      • Loss of trust — While it may be legal to collect and analyze user data, will users see the influencing of their behavior as creepy, intrusive, and going too far? How will this impact public perception of the organization?
      • The user must get real value — If a user wants to share some data with one organization, can that information be shared? For example, an automobile driver may want to share their speed and location with their insurance company to get lower rates. However, the same driver may object to sharing the same information with law enforcement. If a user surrenders their data to the IoB, they must get tangible benefits in return, or they will reject participation.

The IoB may still be in its infancy, but it is growing quickly as organizations embrace this new technology. Gartner estimates that by 2023 more than 40% of the global population will be tracked by IoB in order to influence behavior. That means it is likely that IoB will soon become part of the background noise of how business is conducted on the internet.

Without a doubt, the IoB confers some substantial advantages, but organizations that do choose to use IoB must work to secure increasingly sensitive data about users. It is also critical for governments to set clear boundaries on how the IoB is used and how user privacy can be protected.

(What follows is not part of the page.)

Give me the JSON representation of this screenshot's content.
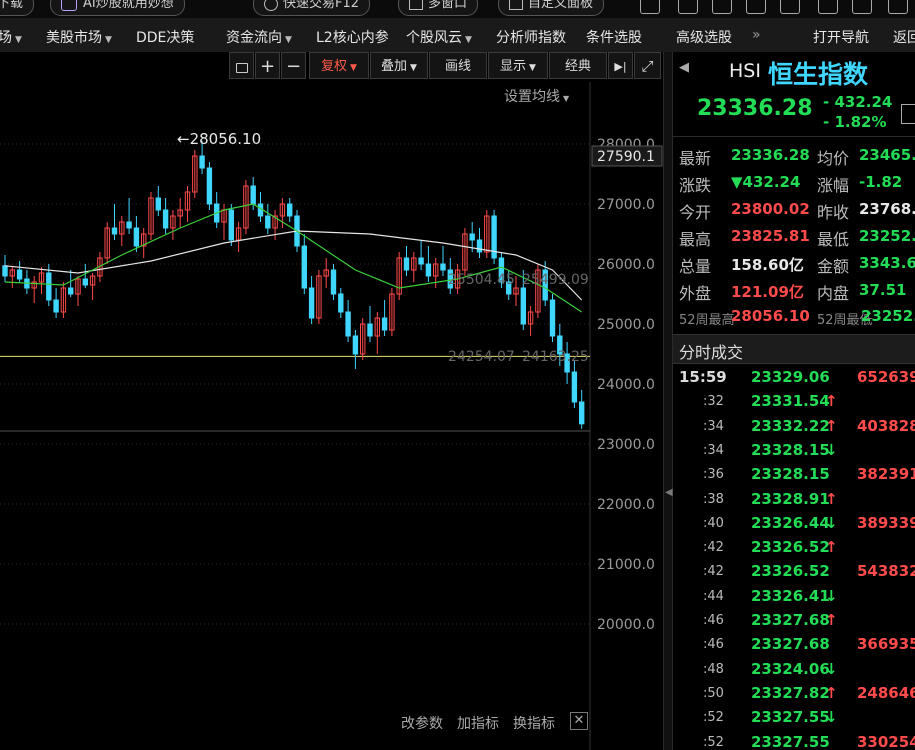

Given how fast the technology is growing, data protection laws will undoubtedly struggle to keep pace.

On a positive note, if the IoB is used effectively, it could potentially lead to a better understanding and anticipation of what a user needs or what a client wants. It has the potential to provide a more enhanced and effective channel of communications between organizations and their users or clients.